Wildlife group’s proposal for land tax reform backed by Oscar winning actress
By Chris Murphy
BACK TO NATURE: Actress Vanessa Redgrave (left) will be appearing at a showing of the Wildwood Trust’s The Killing Fields featuring its chief executive Peter Smith (above)
A SEISMIC change in the way land around the world is taxed could save many of our threatened species, claims a wildlife organisation that has the backing of actress Vanessa Redgrave and her son who has made a film on the issue.
Oscar winner Redgrave is backing Wildwood, near Canterbury, because she wants to save the world’s natural resources before they are completely plundered for profit.
As the Unicef Goodwill Ambassador she launched the Brighton Festival with a special screening of Wildwood’s new documentary, The Killing Fields. It was shown to an audience of more than 1,000 of the biggest names in theatre and arts in the hope of stirring up more support for its aims.
Wildwood Trust’s vision is to restore Britain’s land to its natural state. This involves re leasing large wild herbivores and developing conservation grazing systems to restore natural ecological processes to help Britain team with wildlife again.
After the screening, writer and broadcaster Polly Toynbee moderated a discussion about the issues raised by the film. Wildwood Trust chief executive Peter Smith said the film struck a chord with the audience and is determined to drive his message home attending another major screening in Brighton, at the town’s Dome Theatre on May 6th
Ms Redgrave will be there, along with her director son Carlo Nero, who made the film.
It will be followed by another discussion on the land tax changes Mr Smith proposes.
Joining them will be the debate chairman Professor Sir Richard Jolly from the United Nations and Unesco, along with contributors to the film including economist Fred Harrison, environmental lawyer Polly Higgins, and farmer and land owner Dr Duncan Pickard.
The Killing Fields documentary explores the fragile relationship between wildlife, land, taxation and law in Britain and Europe.
Mr Smith said it makes a powerful case for sweeping reforms and argues the only long-term solution to our conservation crisis is to put real value on nature’s assets.
He said: Winston Churchill was a fan of the land value tax, but it was voted out by the House of Lords because they realised it was them who would suffer the most.
“A land tax would replace income tax. This means anyone who owned land would have to make the absolutely most of it to ensure they could afford it.

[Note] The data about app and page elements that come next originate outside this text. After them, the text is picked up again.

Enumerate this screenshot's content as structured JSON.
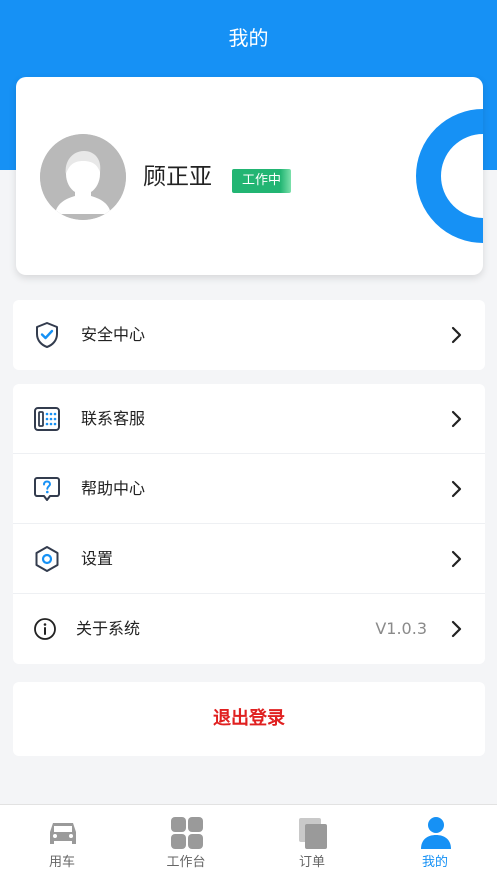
{
  "header": {
    "title": "我的"
  },
  "profile": {
    "name": "顾正亚",
    "status": "工作中",
    "avatar_icon": "user-avatar-icon"
  },
  "menu": {
    "security": {
      "label": "安全中心",
      "icon": "shield-check-icon"
    },
    "support": {
      "label": "联系客服",
      "icon": "phone-keypad-icon"
    },
    "help": {
      "label": "帮助中心",
      "icon": "question-bubble-icon"
    },
    "settings": {
      "label": "设置",
      "icon": "hexagon-gear-icon"
    },
    "about": {
      "label": "关于系统",
      "value": "V1.0.3",
      "icon": "info-icon"
    }
  },
  "logout": {
    "label": "退出登录"
  },
  "tabs": [
    {
      "label": "用车",
      "icon": "car-icon"
    },
    {
      "label": "工作台",
      "icon": "grid-icon"
    },
    {
      "label": "订单",
      "icon": "orders-icon"
    },
    {
      "label": "我的",
      "icon": "user-icon",
      "active": true
    }
  ],
  "colors": {
    "primary": "#1691f5",
    "status_green": "#22b573",
    "logout_red": "#e02020"
  }
}
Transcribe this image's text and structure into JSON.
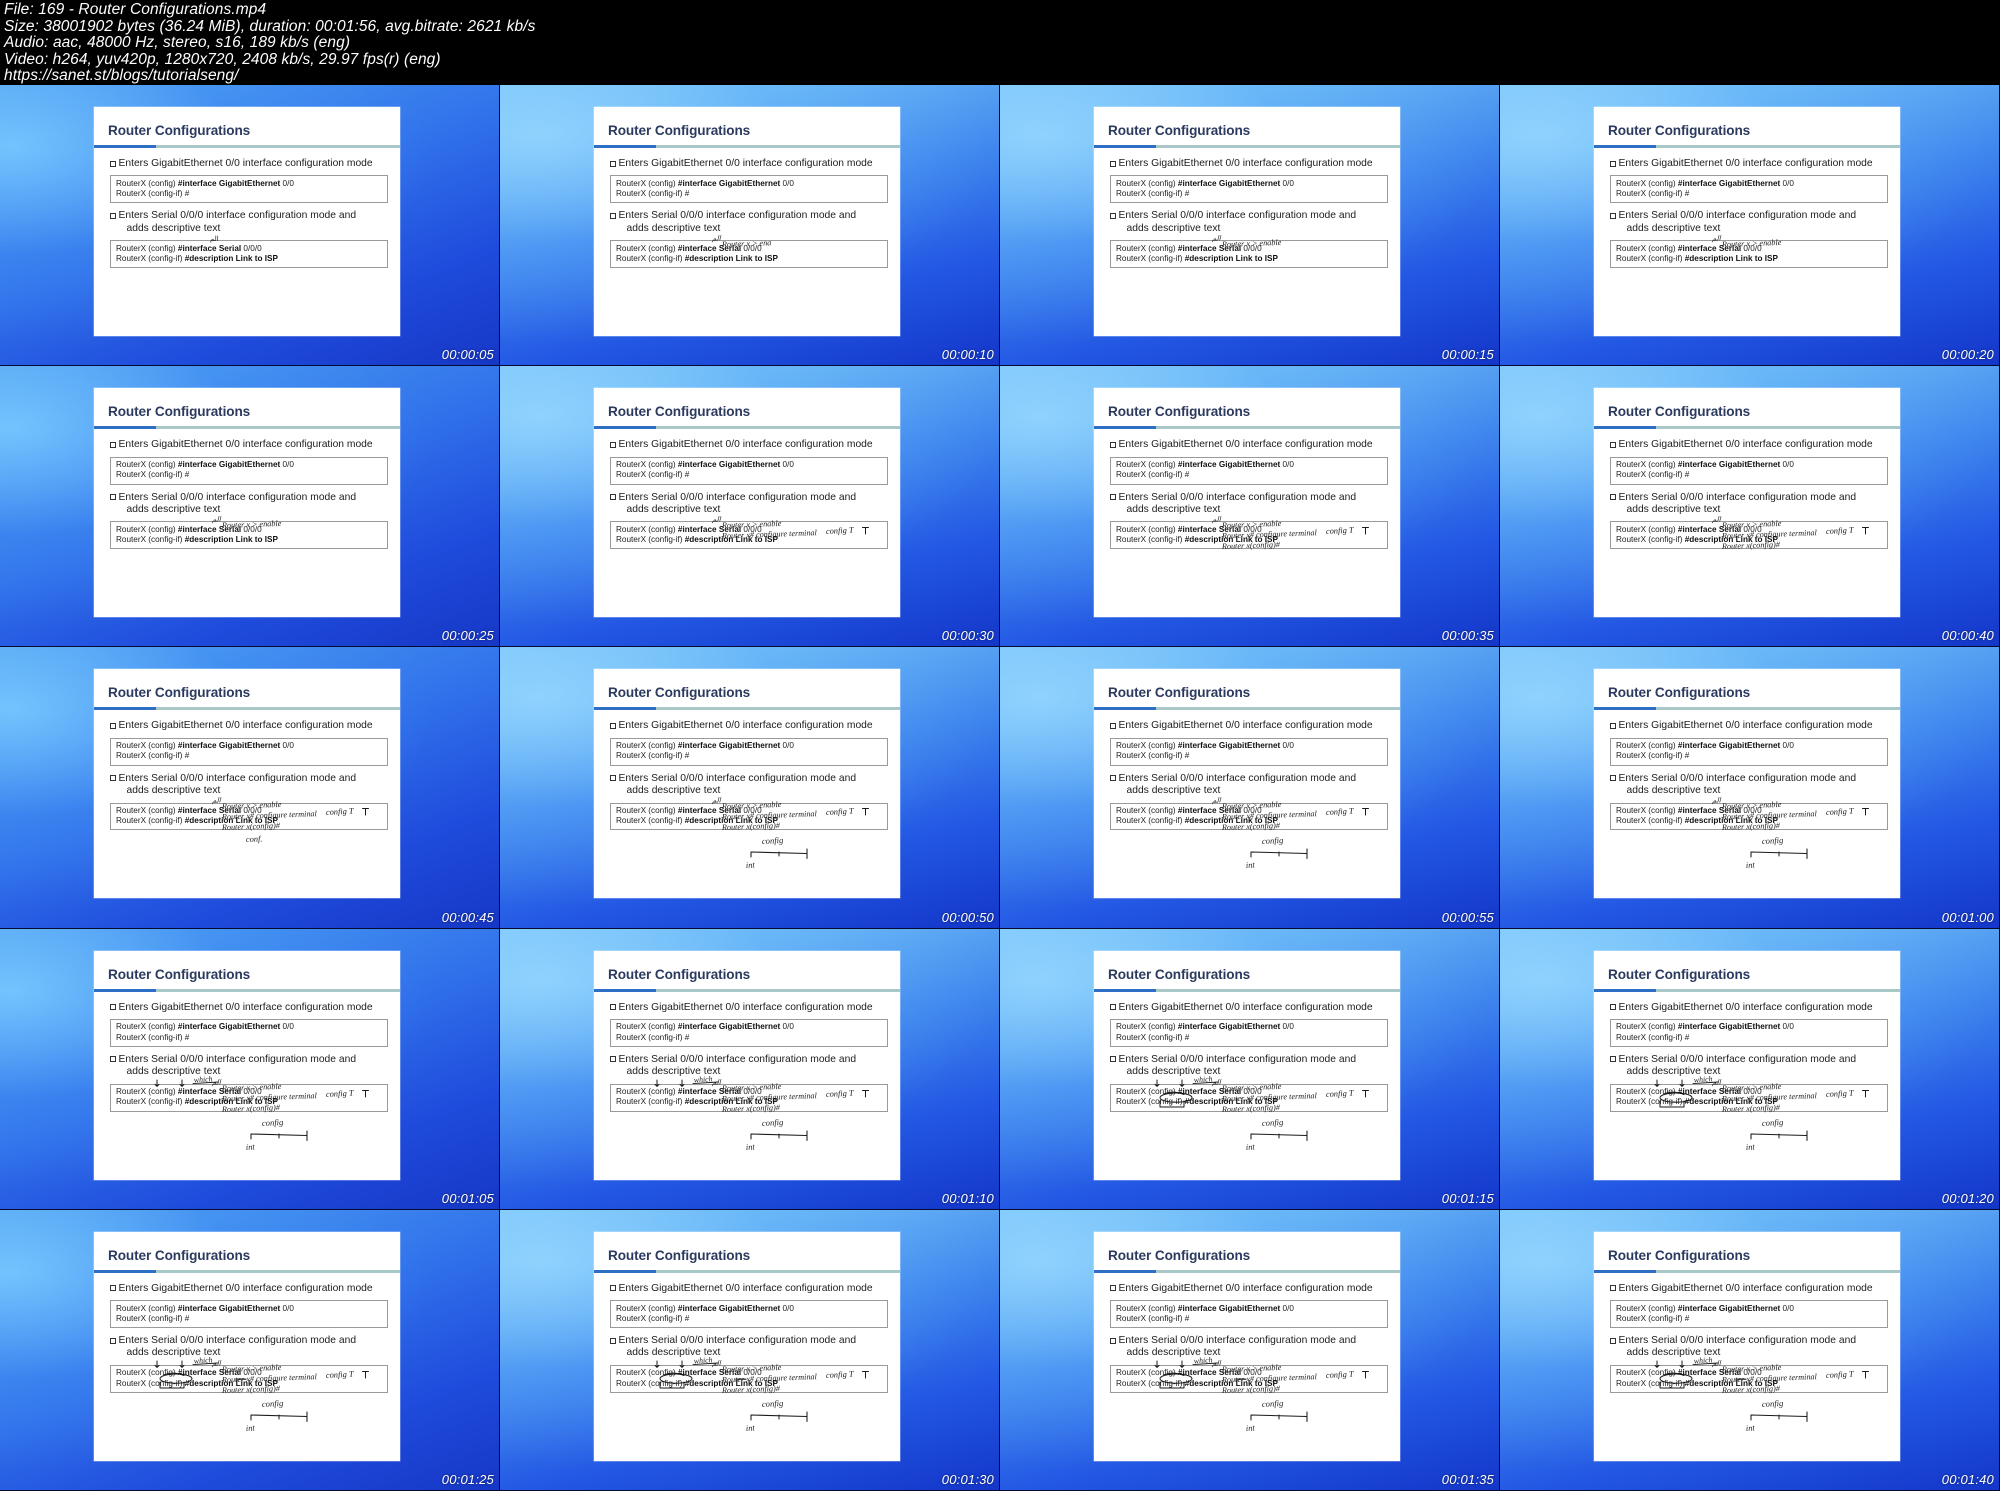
{
  "header": {
    "lines": [
      "File: 169 - Router Configurations.mp4",
      "Size: 38001902 bytes (36.24 MiB), duration: 00:01:56, avg.bitrate: 2621 kb/s",
      "Audio: aac, 48000 Hz, stereo, s16, 189 kb/s (eng)",
      "Video: h264, yuv420p, 1280x720, 2408 kb/s, 29.97 fps(r) (eng)",
      "https://sanet.st/blogs/tutorialseng/"
    ],
    "file_label": "File: 169 - Router Configurations.mp4",
    "size_label": "Size: 38001902 bytes (36.24 MiB), duration: 00:01:56, avg.bitrate: 2621 kb/s",
    "audio_label": "Audio: aac, 48000 Hz, stereo, s16, 189 kb/s (eng)",
    "video_label": "Video: h264, yuv420p, 1280x720, 2408 kb/s, 29.97 fps(r) (eng)",
    "url_label": "https://sanet.st/blogs/tutorialseng/"
  },
  "slide": {
    "title": "Router Configurations",
    "bullet1": "Enters GigabitEthernet 0/0 interface configuration mode",
    "bullet2_line1": "Enters Serial 0/0/0 interface configuration mode and",
    "bullet2_line2": "adds descriptive text",
    "code1_line1_pre": "RouterX (config) ",
    "code1_line1_bold": "#interface GigabitEthernet",
    "code1_line1_post": " 0/0",
    "code1_line2": "RouterX (config-if) #",
    "code2_line1_pre": "RouterX (config) ",
    "code2_line1_bold": "#interface Serial",
    "code2_line1_post": " 0/0/0",
    "code2_line2_pre": "RouterX (config-if) ",
    "code2_line2_bold": "#description Link to ISP"
  },
  "annotations": {
    "ink_color": "#1a1a1a",
    "line_enable": "Router x > enable",
    "line_configure": "Router x# configure terminal",
    "line_config_prompt": "Router x(config)#",
    "word_config_t": "config T",
    "word_config": "config",
    "word_conf": "conf.",
    "word_which": "which",
    "word_int": "int"
  },
  "grid": {
    "columns": 4,
    "rows": 5,
    "tiles": [
      {
        "index": 1,
        "timestamp": "00:00:05",
        "stage": 0
      },
      {
        "index": 2,
        "timestamp": "00:00:10",
        "stage": 1
      },
      {
        "index": 3,
        "timestamp": "00:00:15",
        "stage": 2
      },
      {
        "index": 4,
        "timestamp": "00:00:20",
        "stage": 3
      },
      {
        "index": 5,
        "timestamp": "00:00:25",
        "stage": 4
      },
      {
        "index": 6,
        "timestamp": "00:00:30",
        "stage": 5
      },
      {
        "index": 7,
        "timestamp": "00:00:35",
        "stage": 6
      },
      {
        "index": 8,
        "timestamp": "00:00:40",
        "stage": 7
      },
      {
        "index": 9,
        "timestamp": "00:00:45",
        "stage": 8
      },
      {
        "index": 10,
        "timestamp": "00:00:50",
        "stage": 9
      },
      {
        "index": 11,
        "timestamp": "00:00:55",
        "stage": 10
      },
      {
        "index": 12,
        "timestamp": "00:01:00",
        "stage": 10
      },
      {
        "index": 13,
        "timestamp": "00:01:05",
        "stage": 11
      },
      {
        "index": 14,
        "timestamp": "00:01:10",
        "stage": 11
      },
      {
        "index": 15,
        "timestamp": "00:01:15",
        "stage": 12
      },
      {
        "index": 16,
        "timestamp": "00:01:20",
        "stage": 12
      },
      {
        "index": 17,
        "timestamp": "00:01:25",
        "stage": 13
      },
      {
        "index": 18,
        "timestamp": "00:01:30",
        "stage": 13
      },
      {
        "index": 19,
        "timestamp": "00:01:35",
        "stage": 13
      },
      {
        "index": 20,
        "timestamp": "00:01:40",
        "stage": 13
      }
    ]
  }
}
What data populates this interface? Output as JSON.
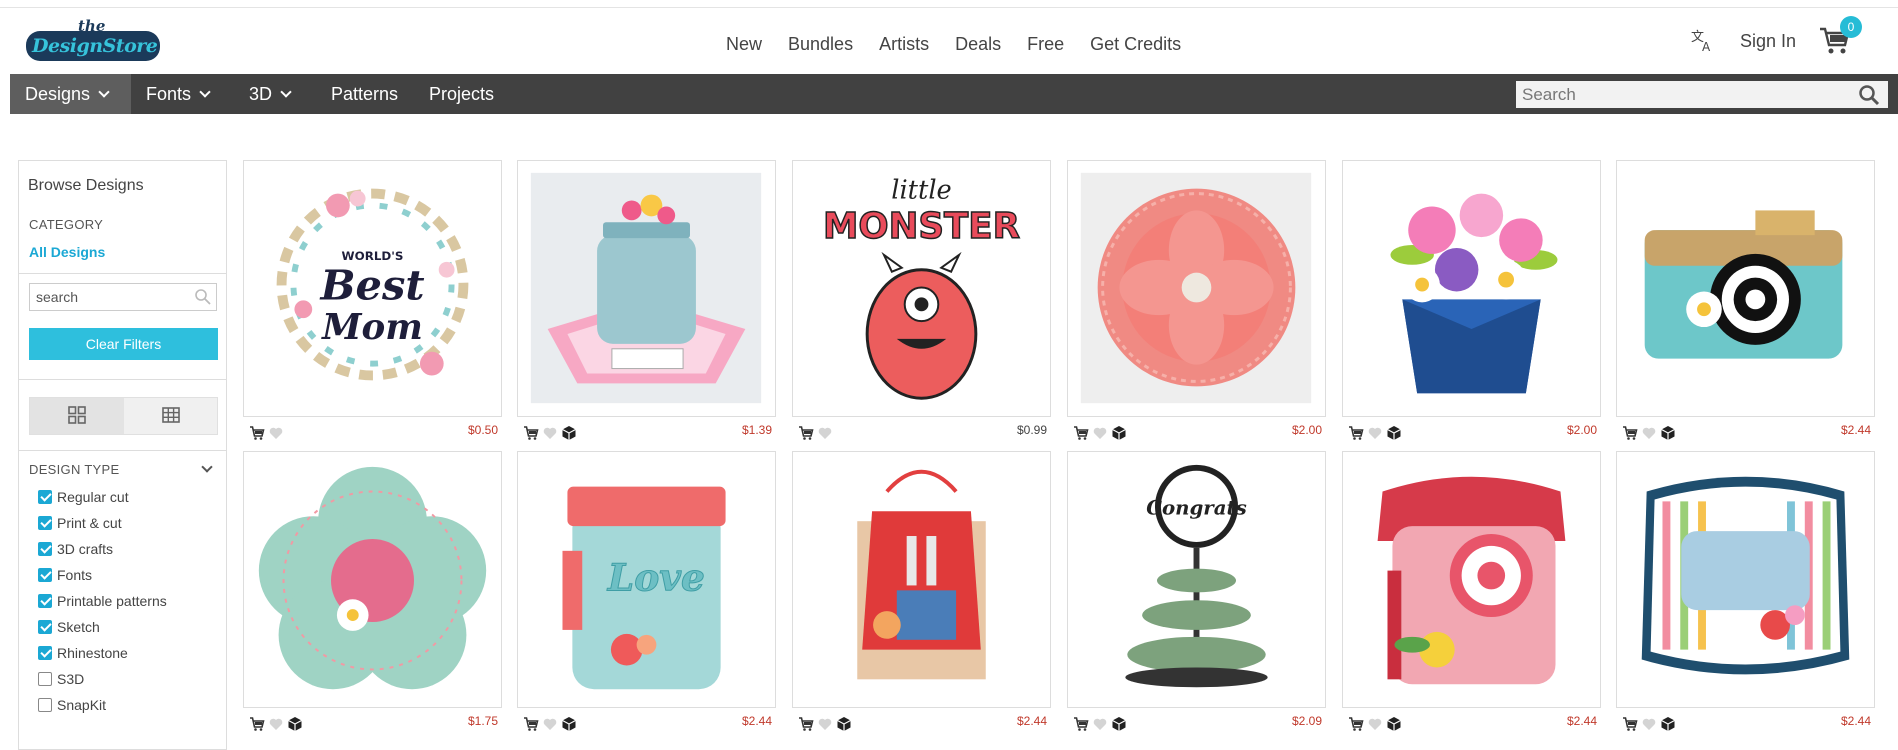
{
  "brand": {
    "logo_small": "the",
    "logo_main": "DesignStore"
  },
  "nav": {
    "items": [
      "New",
      "Bundles",
      "Artists",
      "Deals",
      "Free",
      "Get Credits"
    ]
  },
  "header": {
    "sign_in": "Sign In",
    "cart_count": "0"
  },
  "categories": [
    {
      "label": "Designs",
      "dropdown": true,
      "active": true
    },
    {
      "label": "Fonts",
      "dropdown": true
    },
    {
      "label": "3D",
      "dropdown": true
    },
    {
      "label": "Patterns",
      "dropdown": false
    },
    {
      "label": "Projects",
      "dropdown": false
    }
  ],
  "search": {
    "placeholder": "Search"
  },
  "sidebar": {
    "title": "Browse Designs",
    "category_label": "CATEGORY",
    "all_designs": "All Designs",
    "search_placeholder": "search",
    "clear_filters": "Clear Filters",
    "design_type_label": "DESIGN TYPE",
    "design_types": [
      {
        "label": "Regular cut",
        "checked": true
      },
      {
        "label": "Print & cut",
        "checked": true
      },
      {
        "label": "3D crafts",
        "checked": true
      },
      {
        "label": "Fonts",
        "checked": true
      },
      {
        "label": "Printable patterns",
        "checked": true
      },
      {
        "label": "Sketch",
        "checked": true
      },
      {
        "label": "Rhinestone",
        "checked": true
      },
      {
        "label": "S3D",
        "checked": false
      },
      {
        "label": "SnapKit",
        "checked": false
      }
    ]
  },
  "products": [
    {
      "price": "$0.50",
      "has_3d": false,
      "image": "worlds-best-mom-wreath"
    },
    {
      "price": "$1.39",
      "has_3d": true,
      "image": "mason-jar-card"
    },
    {
      "price": "$0.99",
      "has_3d": false,
      "image": "little-monster"
    },
    {
      "price": "$2.00",
      "has_3d": true,
      "image": "lace-flower-rosette"
    },
    {
      "price": "$2.00",
      "has_3d": true,
      "image": "flower-box-bouquet"
    },
    {
      "price": "$2.44",
      "has_3d": true,
      "image": "camera-box"
    },
    {
      "price": "$1.75",
      "has_3d": true,
      "image": "flower-shaped-box"
    },
    {
      "price": "$2.44",
      "has_3d": true,
      "image": "love-mason-jar-box"
    },
    {
      "price": "$2.44",
      "has_3d": true,
      "image": "apron-gift-bag"
    },
    {
      "price": "$2.09",
      "has_3d": true,
      "image": "congrats-money-cake"
    },
    {
      "price": "$2.44",
      "has_3d": true,
      "image": "rotary-telephone-box"
    },
    {
      "price": "$2.44",
      "has_3d": true,
      "image": "layered-frame-card"
    }
  ],
  "colors": {
    "accent": "#2ebfdd",
    "link": "#1ba8d4",
    "price": "#c0392b",
    "navbar": "#414141"
  }
}
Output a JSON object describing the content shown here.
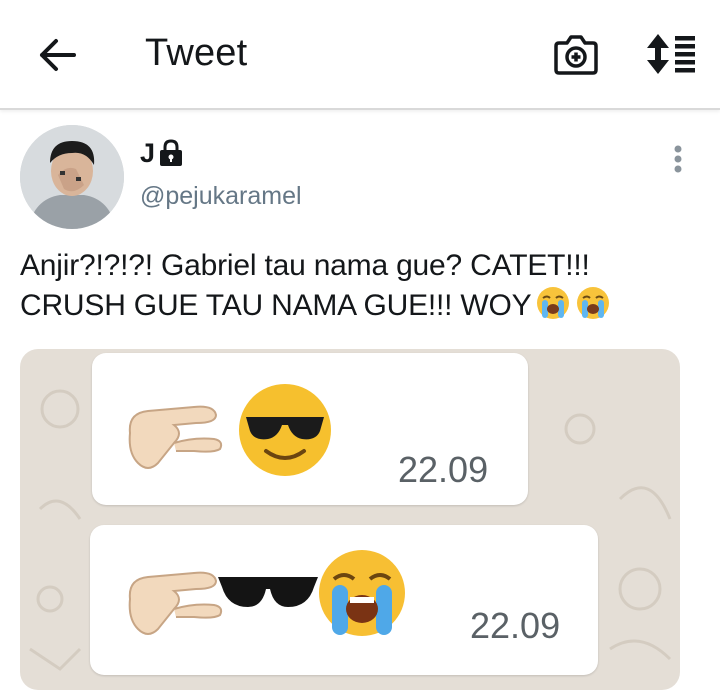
{
  "header": {
    "title": "Tweet",
    "icons": [
      "back-arrow-icon",
      "camera-plus-icon",
      "sort-icon"
    ]
  },
  "tweet": {
    "author_name": "J",
    "author_handle": "@pejukaramel",
    "text": "Anjir?!?!?! Gabriel tau nama gue? CATET!!! CRUSH GUE TAU NAMA GUE!!! WOY",
    "emoji_suffix": [
      "loudly-crying-face",
      "loudly-crying-face"
    ],
    "protected_icon": "lock-icon",
    "more_icon": "vertical-dots-icon"
  },
  "media": {
    "messages": [
      {
        "emojis": [
          "pinching-hand",
          "smiling-face-with-sunglasses"
        ],
        "time": "22.09"
      },
      {
        "emojis": [
          "pinching-hand",
          "sunglasses",
          "loudly-crying-face"
        ],
        "time": "22.09"
      }
    ]
  },
  "colors": {
    "text": "#14171a",
    "secondary": "#657786",
    "chat_background": "#e4ded6",
    "bubble": "#ffffff"
  }
}
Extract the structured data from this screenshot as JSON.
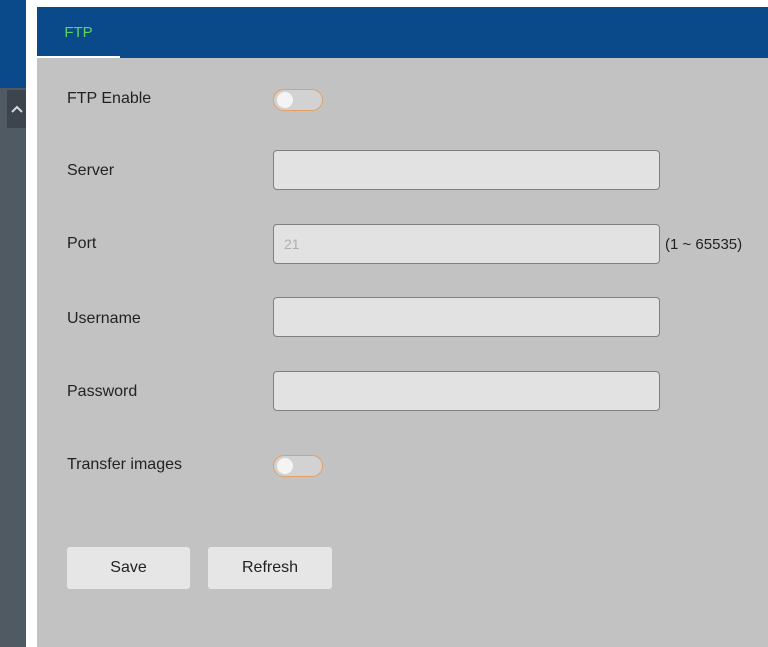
{
  "tab": {
    "label": "FTP"
  },
  "form": {
    "ftp_enable": {
      "label": "FTP Enable",
      "on": false
    },
    "server": {
      "label": "Server",
      "value": ""
    },
    "port": {
      "label": "Port",
      "value": "",
      "placeholder": "21",
      "range_hint": "(1 ~ 65535)"
    },
    "username": {
      "label": "Username",
      "value": ""
    },
    "password": {
      "label": "Password",
      "value": ""
    },
    "transfer_images": {
      "label": "Transfer images",
      "on": false
    }
  },
  "buttons": {
    "save": "Save",
    "refresh": "Refresh"
  },
  "colors": {
    "header": "#0b4a8a",
    "tab_text": "#5fd35f",
    "panel_bg": "#c2c2c2",
    "toggle_border": "#e4a060"
  },
  "icons": {
    "scroll_up": "chevron-up-icon"
  }
}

“Derelict buildings would be developed and my favourite part, farmers would stop trying to farm impossibly difficult land and that would be allowed to return to nature. If this happened around the world, it would save huge areas of land for nature.”